Football World Cup 1950 » Winner – Teams – Statistics – History
After the cancelled 1942 and 1946 tournaments, the World Cup was back, hosted by Brazil in 1950. In a year of firsts, the competition was not to be decided on a single final match, teams competed for the newly named Jules Rimet Cup and England made their World Cup debut.
Previous World Cups had been conducted as a straight round-robin tournament, direct to the final, but the organiser’s investment in the event and stadia meant they required additional matches to be played to generate more money. For this reason, group stages were formed, so instead of just sixteen matches making up the tournament, there would be thirty with the added draw for teams travelling from Europe and Asia of being able to play a minimum of three matches each, making the journey worth their while.
Participating Teams of the 1950 World Cup Finals
After a raft of withdrawals due to political and football reasons and several bans in the wake of World War II, just thirteen teams made up the four groups to compete in the finals. Group One comprised of Brazil, Mexico, Yugoslavia and Switzerland and Group Two was made up of England, Spain, Chile and the United States. Group Three and Four were depleted with the late resignations from India and France, so Group Three comprised of Sweden, Italy and Paraguay, and Group Four of just Uruguay and Bolivia.
Winner of the 1950 World Cup
Uruguay were the shock winners of the 1950 World Cup Final. With a short route into the newly formed second group stage, having just one other team in their initial group, they then won the second group stage in style to become outright victors.
Hosts Brazil were so confident of taking the trophy in the final match, needing just a point to take the title, that newspapers were already printed announcing their victory and a samba band stood on the sidelines ready for the celebrations. Considered one of the biggest shocks in World Cup history, tiny Uruguay edged up through their group and finally overcame the Brazilian giants on their home turf to clinch a 2-1 win after coming from 0-1 down.
The shock of their win left a mournful, sorrowful atmosphere in the Maracanã Stadium in Rio de Janeiro, and across the entire country, and resulted in many Brazilian supporters requiring treatment for shock.
The Story of 1950 FIFA World Cup
With just thirteen teams competing for the Jules Rimet trophy across four groups, with the top team from each group progressing to the newly formed second group stage, it was all to play for. Brazil stormed through Group One with two wins, eliminating unlucky Yugoslavia who also achieved two victories, and sending Switzerland and Mexico home; the latter had failed to accrue a single point.
Spain dominated Group Two taking maximum points, leaving no chance for the remaining three teams to progress. England, the United States and Chile each won a single game, but it were not close to matching Spain’s impressive performance. Sweden progressed from Group Three, having beaten Italy and drawing against Paraguay. Uruguay topped their two team group, beating Bolivia by an impressive eight goals.

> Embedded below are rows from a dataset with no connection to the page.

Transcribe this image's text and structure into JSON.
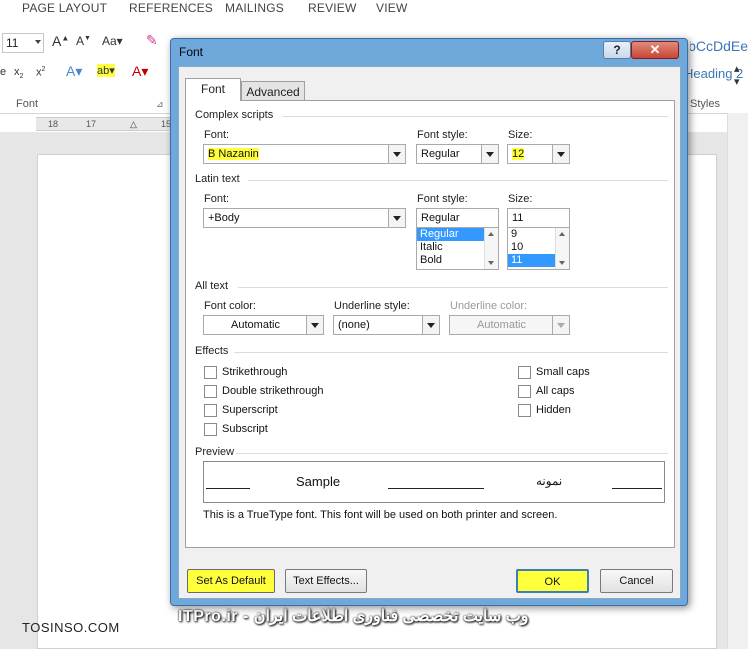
{
  "ribbon": {
    "tabs": [
      "PAGE LAYOUT",
      "REFERENCES",
      "MAILINGS",
      "REVIEW",
      "VIEW"
    ],
    "font_size": "11",
    "font_group_label": "Font",
    "styles_label": "Styles",
    "style_preview": "AaBbCcDdEe",
    "style_name": "Heading 2"
  },
  "ruler": {
    "ticks": [
      "18",
      "17",
      "15"
    ]
  },
  "dialog": {
    "title": "Font",
    "help_label": "?",
    "close_label": "✕",
    "tabs": [
      {
        "label": "Font",
        "accel": "n",
        "selected": true
      },
      {
        "label": "Advanced",
        "accel": "v",
        "selected": false
      }
    ],
    "complex": {
      "heading": "Complex scripts",
      "font_label": "Font:",
      "font_value": "B Nazanin",
      "style_label": "Font style:",
      "style_value": "Regular",
      "size_label": "Size:",
      "size_value": "12"
    },
    "latin": {
      "heading": "Latin text",
      "font_label": "Font:",
      "font_value": "+Body",
      "style_label": "Font style:",
      "style_value": "Regular",
      "style_options": [
        "Regular",
        "Italic",
        "Bold"
      ],
      "size_label": "Size:",
      "size_value": "11",
      "size_options": [
        "9",
        "10",
        "11"
      ]
    },
    "all_text": {
      "heading": "All text",
      "color_label": "Font color:",
      "color_value": "Automatic",
      "underline_label": "Underline style:",
      "underline_value": "(none)",
      "ucolor_label": "Underline color:",
      "ucolor_value": "Automatic"
    },
    "effects": {
      "heading": "Effects",
      "left": [
        "Strikethrough",
        "Double strikethrough",
        "Superscript",
        "Subscript"
      ],
      "right": [
        "Small caps",
        "All caps",
        "Hidden"
      ]
    },
    "preview": {
      "heading": "Preview",
      "sample_latin": "Sample",
      "sample_complex": "نمونه",
      "note": "This is a TrueType font. This font will be used on both printer and screen."
    },
    "buttons": {
      "default": "Set As Default",
      "effects": "Text Effects...",
      "ok": "OK",
      "cancel": "Cancel"
    }
  },
  "watermark": {
    "left": "TOSINSO.COM",
    "right": "ITPro.ir - وب سایت تخصصی فناوری اطلاعات ایران"
  }
}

The final four teams played three games each to decide the overall winner. The first round saw Uruguay achieve a draw against Spain and Brazil thump Sweden 7-1. Four days later, Brazil continued their assault by beating Spain by five goals and Uruguay beat a resilient Sweden in a hard-fought battle, with the winning goal being scored just five minutes from full time.
The tournament rested on the match between Uruguay and Brazil on 16th June 1950, while Sweden and Spain played for pride. The Swedes took the spoils with a 3-1 win over the Spanish, along with third place. Brazil only needed to draw against the Uruguayans and went into the match with the belief that the tournament was already wrapped up. With 17 chances in the first half, Brazil finally capitalised on their dominance moments into the second half when Friaca converted a cross from Ademir.
Uruguay continued to fight and when Juan Schiaffino poked in a ball from Alcides Ghiggia twenty minutes after the opener, the stadium fell silent. The hosts and their legion of supporters would not settle for a draw, despite it being enough to win the tournament, and they pushed for a winner. Taking advantage of their attacking play, Ghiggia broke forward to score the winner on 79 minutes, breaking Brazilian hearts as he clinched the win, and the World Cup trophy.